obviously a gimmick for making the quadratic form of the spacetime interval appear Pythagroean, was

Finally, unlike the other examples we have discussed (e.g., mv and so forth), the

“spacetime interval” in principle cannot be intuitively “cashed in,” even indirectly; rather,

it is, as far as we have any conception of it, an inherently symbolic entity devoid of

intuitive sense.

With spacetime, then, we run up against a scientific concept not merely beyond

the limits of common sense or mental imagery, but of physical intuition itself. Indeed,

we simply have no non-symbolic conception of spacetime, although one would not know

it from the indiscriminate use of metaphors like “block time” and such. These metaphors

are unobjectionable as long as they are recognized for what they are–metaphors for

something of which we have no conception whatsoever beyond mathematical formulas

and the logic by which those formulas have been deduced. Nevertheless, the so-called

“block universe” is ubiquitous in both philosophical and sometimes even scientific

literature (especially popularizations of relativity). Physicist Paul Davies, for instance,

suggests that were we to think more relativistically and “pin down those brain processes”

that give rise to the illusion of the passage of time, we could rid ourselves of the fear of

death (something Einstein himself seems to have dabbled in).12 Similarly, the notion of a

static universe has been employed by some philosophers to prove that our sense of free

will is an illusion.

But in reality, the assertion that in spacetime time all moments of time coexist is

no more true than the assertion that in spacetime all points of space flow continuously. If

we are in the habit of speaking in the first way rather than the second, it is only because

taken quite seriously by, among others, Einstein himself. This would seem to suggest how great an
intuitive barrier was initially presented by the idea of a “spacetime interval.”
Paul Davies, “That Mysterious Flow,” Scientific American 15:3 (2005), 82–88, at 88. Since a “brain
process” is temporal phenomenon, it would be strange for it to explain how the “illusion of time” arises!

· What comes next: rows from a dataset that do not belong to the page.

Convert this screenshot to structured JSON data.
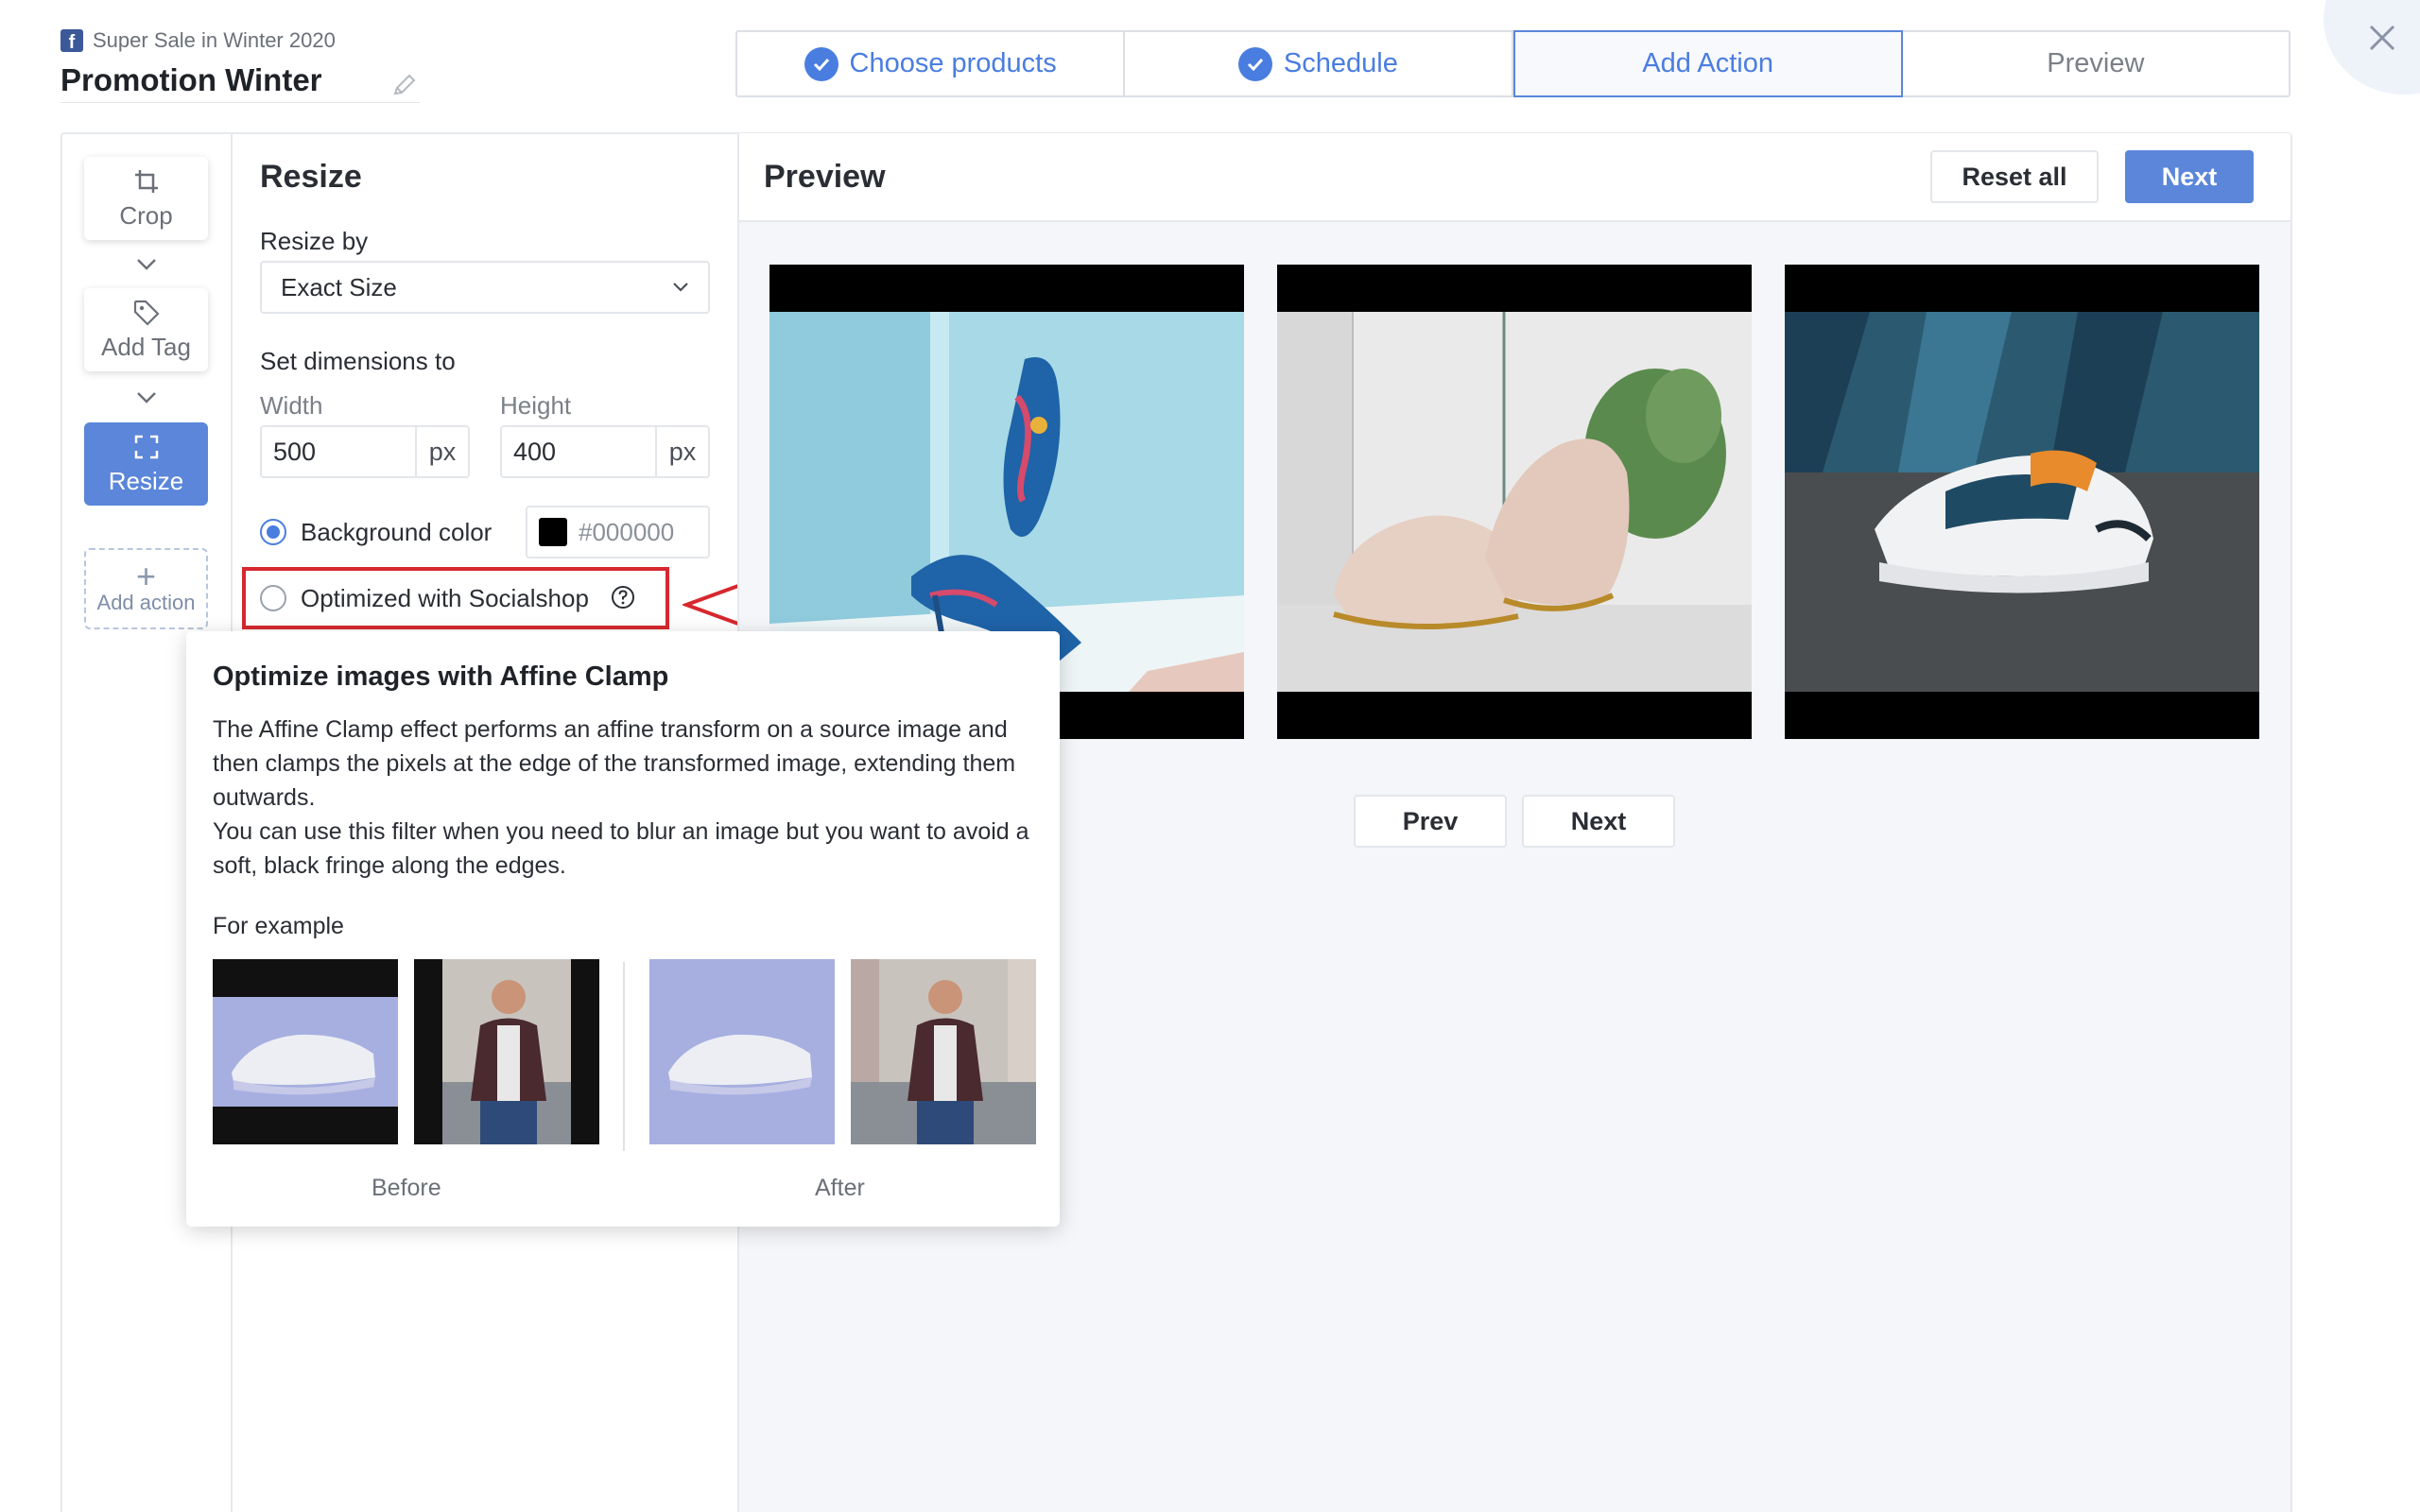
{
  "header": {
    "campaign_name": "Super Sale in Winter 2020",
    "title": "Promotion Winter"
  },
  "stepper": [
    {
      "label": "Choose products",
      "state": "done"
    },
    {
      "label": "Schedule",
      "state": "done"
    },
    {
      "label": "Add Action",
      "state": "active"
    },
    {
      "label": "Preview",
      "state": "pending"
    }
  ],
  "actions": {
    "crop": "Crop",
    "add_tag": "Add Tag",
    "resize": "Resize",
    "add_action": "Add action"
  },
  "resize_panel": {
    "title": "Resize",
    "resize_by_label": "Resize by",
    "resize_by_value": "Exact Size",
    "dimensions_label": "Set dimensions to",
    "width_label": "Width",
    "width_value": "500",
    "width_unit": "px",
    "height_label": "Height",
    "height_value": "400",
    "height_unit": "px",
    "bg_color_label": "Background color",
    "bg_color_value": "#000000",
    "optimized_label": "Optimized with Socialshop"
  },
  "preview": {
    "title": "Preview",
    "reset_label": "Reset all",
    "next_label": "Next",
    "prev_page_label": "Prev",
    "next_page_label": "Next"
  },
  "popover": {
    "title": "Optimize images with Affine Clamp",
    "body_line1": "The Affine Clamp effect performs an affine transform on a source image and then clamps the pixels at the edge of the transformed image, extending them outwards.",
    "body_line2": "You can use this filter when you need to blur an image but you want to avoid a soft, black fringe along the edges.",
    "example_label": "For example",
    "before_label": "Before",
    "after_label": "After"
  },
  "colors": {
    "accent": "#5b86d9",
    "highlight": "#d6282e"
  }
}
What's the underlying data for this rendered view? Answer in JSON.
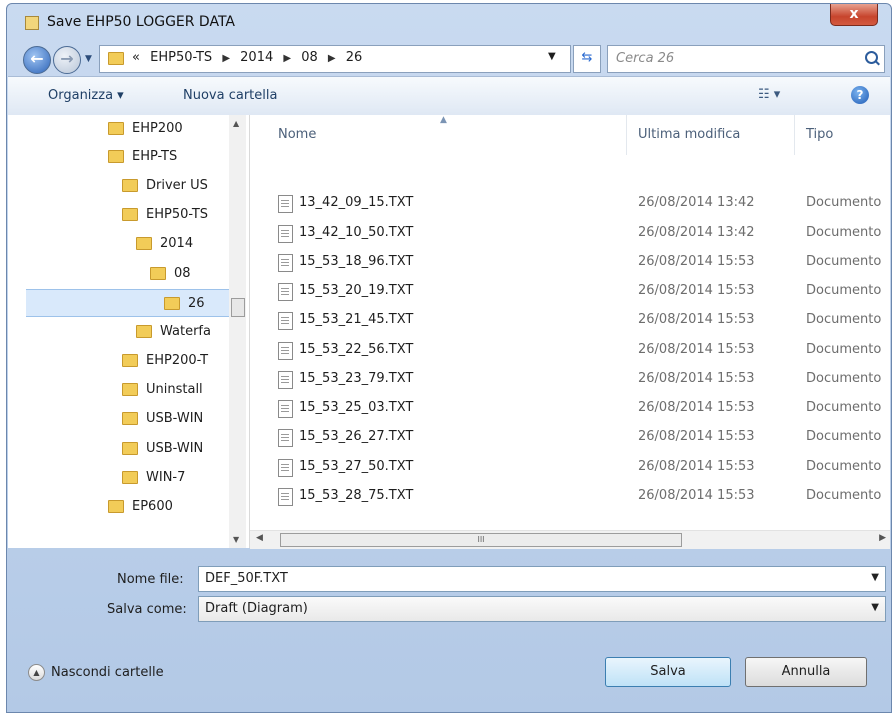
{
  "window": {
    "title": "Save EHP50 LOGGER DATA",
    "close_label": "x"
  },
  "address": {
    "breadcrumbs": [
      "«",
      "EHP50-TS",
      "2014",
      "08",
      "26"
    ],
    "search_placeholder": "Cerca 26"
  },
  "toolbar": {
    "organize_label": "Organizza ▾",
    "new_folder_label": "Nuova cartella",
    "view_label": "☷ ▾",
    "help_label": "?"
  },
  "nav_tree": [
    {
      "label": "EHP200",
      "selected": false
    },
    {
      "label": "EHP-TS",
      "selected": false
    },
    {
      "label": "Driver US",
      "selected": false
    },
    {
      "label": "EHP50-TS",
      "selected": false
    },
    {
      "label": "2014",
      "selected": false
    },
    {
      "label": "08",
      "selected": false
    },
    {
      "label": "26",
      "selected": true
    },
    {
      "label": "Waterfa",
      "selected": false
    },
    {
      "label": "EHP200-T",
      "selected": false
    },
    {
      "label": "Uninstall",
      "selected": false
    },
    {
      "label": "USB-WIN",
      "selected": false
    },
    {
      "label": "USB-WIN",
      "selected": false
    },
    {
      "label": "WIN-7",
      "selected": false
    },
    {
      "label": "EP600",
      "selected": false
    }
  ],
  "columns": {
    "name": "Nome",
    "modified": "Ultima modifica",
    "type": "Tipo"
  },
  "files": [
    {
      "name": "13_42_09_15.TXT",
      "modified": "26/08/2014 13:42",
      "type": "Documento"
    },
    {
      "name": "13_42_10_50.TXT",
      "modified": "26/08/2014 13:42",
      "type": "Documento"
    },
    {
      "name": "15_53_18_96.TXT",
      "modified": "26/08/2014 15:53",
      "type": "Documento"
    },
    {
      "name": "15_53_20_19.TXT",
      "modified": "26/08/2014 15:53",
      "type": "Documento"
    },
    {
      "name": "15_53_21_45.TXT",
      "modified": "26/08/2014 15:53",
      "type": "Documento"
    },
    {
      "name": "15_53_22_56.TXT",
      "modified": "26/08/2014 15:53",
      "type": "Documento"
    },
    {
      "name": "15_53_23_79.TXT",
      "modified": "26/08/2014 15:53",
      "type": "Documento"
    },
    {
      "name": "15_53_25_03.TXT",
      "modified": "26/08/2014 15:53",
      "type": "Documento"
    },
    {
      "name": "15_53_26_27.TXT",
      "modified": "26/08/2014 15:53",
      "type": "Documento"
    },
    {
      "name": "15_53_27_50.TXT",
      "modified": "26/08/2014 15:53",
      "type": "Documento"
    },
    {
      "name": "15_53_28_75.TXT",
      "modified": "26/08/2014 15:53",
      "type": "Documento"
    }
  ],
  "form": {
    "filename_label": "Nome file:",
    "filename_value": "DEF_50F.TXT",
    "savetype_label": "Salva come:",
    "savetype_value": "Draft (Diagram)"
  },
  "footer": {
    "hide_folders_label": "Nascondi cartelle",
    "save_label": "Salva",
    "cancel_label": "Annulla"
  },
  "colors": {
    "selection": "#d9e9fb",
    "accent": "#3c7fb1",
    "folder": "#f2cc58"
  }
}
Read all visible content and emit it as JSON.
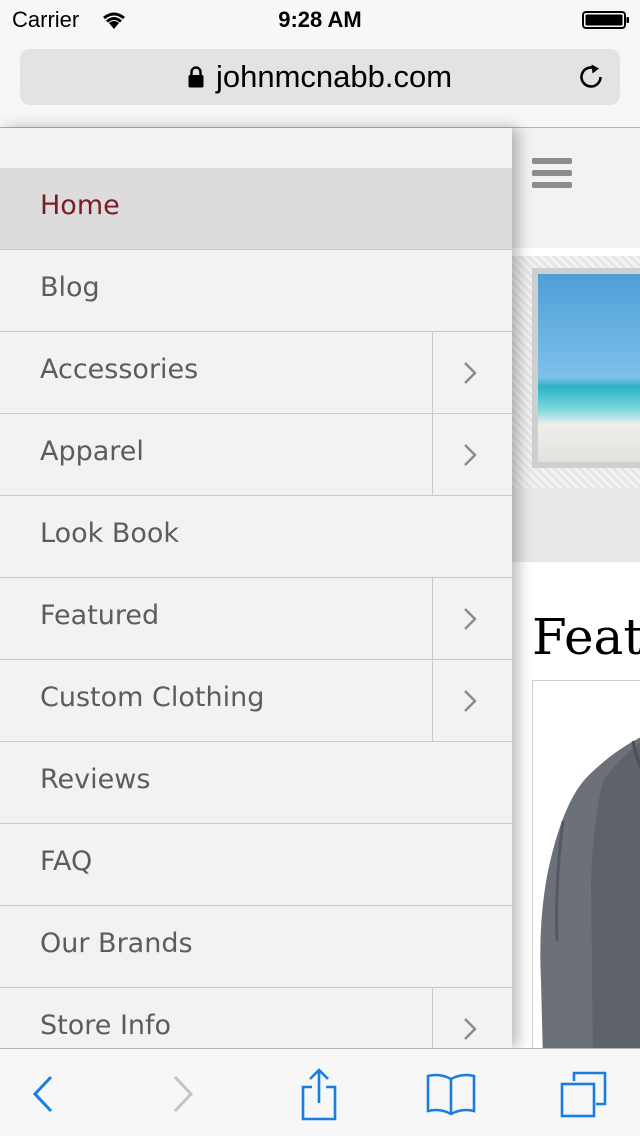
{
  "status_bar": {
    "carrier": "Carrier",
    "time": "9:28 AM",
    "icons": [
      "wifi-icon",
      "battery-icon"
    ]
  },
  "browser": {
    "url": "johnmcnabb.com",
    "icons": [
      "lock-icon",
      "reload-icon"
    ]
  },
  "menu": {
    "items": [
      {
        "label": "Home",
        "active": true,
        "has_submenu": false
      },
      {
        "label": "Blog",
        "active": false,
        "has_submenu": false
      },
      {
        "label": "Accessories",
        "active": false,
        "has_submenu": true
      },
      {
        "label": "Apparel",
        "active": false,
        "has_submenu": true
      },
      {
        "label": "Look Book",
        "active": false,
        "has_submenu": false
      },
      {
        "label": "Featured",
        "active": false,
        "has_submenu": true
      },
      {
        "label": "Custom Clothing",
        "active": false,
        "has_submenu": true
      },
      {
        "label": "Reviews",
        "active": false,
        "has_submenu": false
      },
      {
        "label": "FAQ",
        "active": false,
        "has_submenu": false
      },
      {
        "label": "Our Brands",
        "active": false,
        "has_submenu": false
      },
      {
        "label": "Store Info",
        "active": false,
        "has_submenu": true
      }
    ]
  },
  "page": {
    "heading": "Featu"
  },
  "toolbar": {
    "icons": [
      "back-icon",
      "forward-icon",
      "share-icon",
      "bookmarks-icon",
      "tabs-icon"
    ]
  },
  "colors": {
    "active_menu_text": "#7b1a2a",
    "menu_text": "#5c5c5c",
    "ios_blue": "#1a7de0",
    "disabled_gray": "#c4c4c4"
  }
}
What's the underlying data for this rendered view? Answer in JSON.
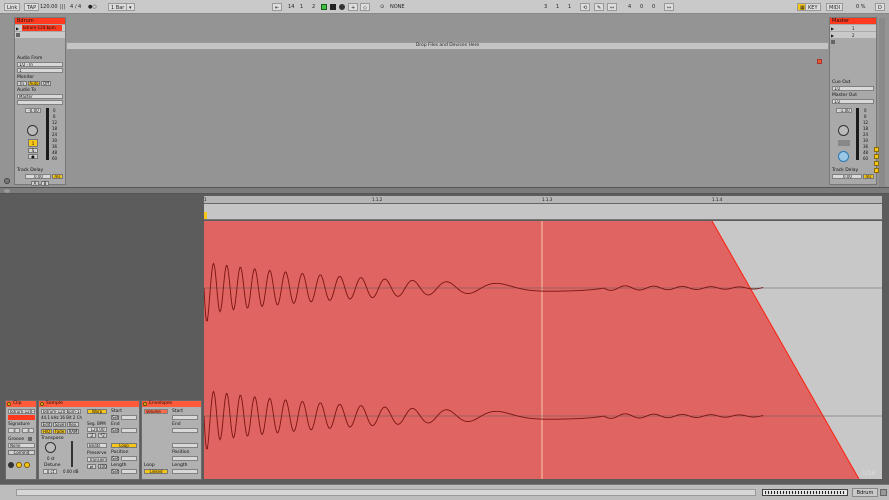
{
  "transport": {
    "link": "Link",
    "tap": "TAP",
    "tempo": "120.00",
    "signature_num": "4",
    "signature_den": "4",
    "quantize": "1 Bar",
    "pos_bar": "14",
    "pos_beat": "1",
    "pos_sixteenth": "2",
    "midi_label": "NONE",
    "loop_start_bar": "3",
    "loop_start_beat": "1",
    "loop_start_sixteenth": "1",
    "loop_len_bar": "4",
    "loop_len_beat": "0",
    "loop_len_sixteenth": "0",
    "key": "KEY",
    "midi": "MIDI",
    "cpu": "0 %",
    "disk_d": "D"
  },
  "track": {
    "name": "Bdrum",
    "clip_name": "bdrum-120-bpm",
    "audio_from_label": "Audio From",
    "audio_from_value": "1/2 ·  In",
    "audio_from_channel": "1",
    "monitor_label": "Monitor",
    "monitor_options": [
      "In",
      "Auto",
      "Off"
    ],
    "audio_to_label": "Audio To",
    "audio_to_value": "Master",
    "volume": "-0.00",
    "meter_ticks": [
      "0",
      "6",
      "12",
      "18",
      "24",
      "30",
      "36",
      "48",
      "60"
    ],
    "track_number": "1",
    "solo": "S",
    "arm": "●",
    "track_delay_label": "Track Delay",
    "track_delay_value": "0.00",
    "track_delay_unit": "ms",
    "bottom_buttons": [
      "A",
      "B"
    ]
  },
  "master": {
    "name": "Master",
    "scenes": [
      "1",
      "2"
    ],
    "cue_out_label": "Cue Out",
    "cue_out_value": "1/2",
    "master_out_label": "Master Out",
    "master_out_value": "1/2",
    "volume": "-1.00",
    "meter_ticks": [
      "0",
      "6",
      "12",
      "18",
      "24",
      "30",
      "36",
      "48",
      "60"
    ],
    "track_delay_label": "Track Delay",
    "track_delay_value": "0.00",
    "track_delay_unit": "ms"
  },
  "session": {
    "drop_text": "Drop Files and Devices Here"
  },
  "timeline": {
    "markers": [
      "1",
      "1.1.2",
      "1.1.3",
      "1.1.4"
    ],
    "zoom_label": "1/16"
  },
  "clip_panel": {
    "title": "Clip",
    "name": "bdrum-120-b",
    "signature_label": "Signature",
    "sig_num": "4",
    "sig_den": "4",
    "groove_label": "Groove",
    "groove_value": "None",
    "commit": "Commit"
  },
  "sample_panel": {
    "title": "Sample",
    "file": "bdrum-120-bpm-1.wi",
    "info": "44.1 kHz 16 Bit 2 Ch",
    "edit": "Edit",
    "save": "Save",
    "rev": "Rev.",
    "hiq": "HiQ",
    "fade": "Fade",
    "ram": "RAM",
    "transpose_label": "Transpose",
    "transpose_value": "0 st",
    "detune_label": "Detune",
    "detune_value": "0 ct",
    "gain_value": "0.00 dB",
    "warp": "Warp",
    "seg_bpm_label": "Seg. BPM",
    "seg_bpm_value": "120.00",
    "half": ":2",
    "double": "*2",
    "mode": "Beats",
    "preserve_label": "Preserve",
    "preserve_value": "Transients",
    "start_label": "Start",
    "end_label": "End",
    "loop": "Loop",
    "position_label": "Position",
    "length_label": "Length",
    "set": "Set"
  },
  "env_panel": {
    "title": "Envelopes",
    "device": "Volume",
    "start_label": "Start",
    "end_label": "End",
    "loop_label": "Loop",
    "linked": "Linked",
    "position_label": "Position",
    "length_label": "Length"
  },
  "bottom": {
    "track_tab": "Bdrum"
  },
  "colors": {
    "accent": "#ff3a1f",
    "waveform_bg": "#e06461",
    "waveform_line": "#7a1512",
    "highlight": "#f5c518"
  }
}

we are accustomed to a spatial rather than a temporal means of representation, the

“Minkowski diagram,” for instance. But to imagine that the image of “block time” or of

a “static universe” gives us any more insight into physical reality than the image of

“flowing space,” is a prime example of the reification of method, confusing the means of

representation with the thing represented. As Meyerson pointed out as early as 1925, “we

need only open an exposition of the doctrine [of spacetime] to note that, where time is

concerned, the writer always speaks of one dimension, obviously conceived as spatial,

while no attempt is ever made to represent the properly spatial dimensions in terms of

time.”13 Imagine a world in which we experienced not three dimensions of space and one

dimension of time, but rather two dimensions of space and two dimensions of time. We

would then be free to highjack one of the time dimensions for the representation of space,

employing digital clocks, for instance. Our conception of “timespace” would inevitably

suggest to us that space is somehow “like” additional dimensions of time, and our

propensity to believe space exists “all at once” an illusion.

Perhaps philosophical mischief about “block time” has no ill-effects on the actual

practice of physics, although given the power of metaphor in all areas of science one

might well be concerned. In the end, we are stuck with our metaphors, and all we can do

is try to separate the good ones from the bad ones, while making sure not to imagine that

even the good ones tell us more than they actually do.

Meyerson, The Relativistic Deduction, 72.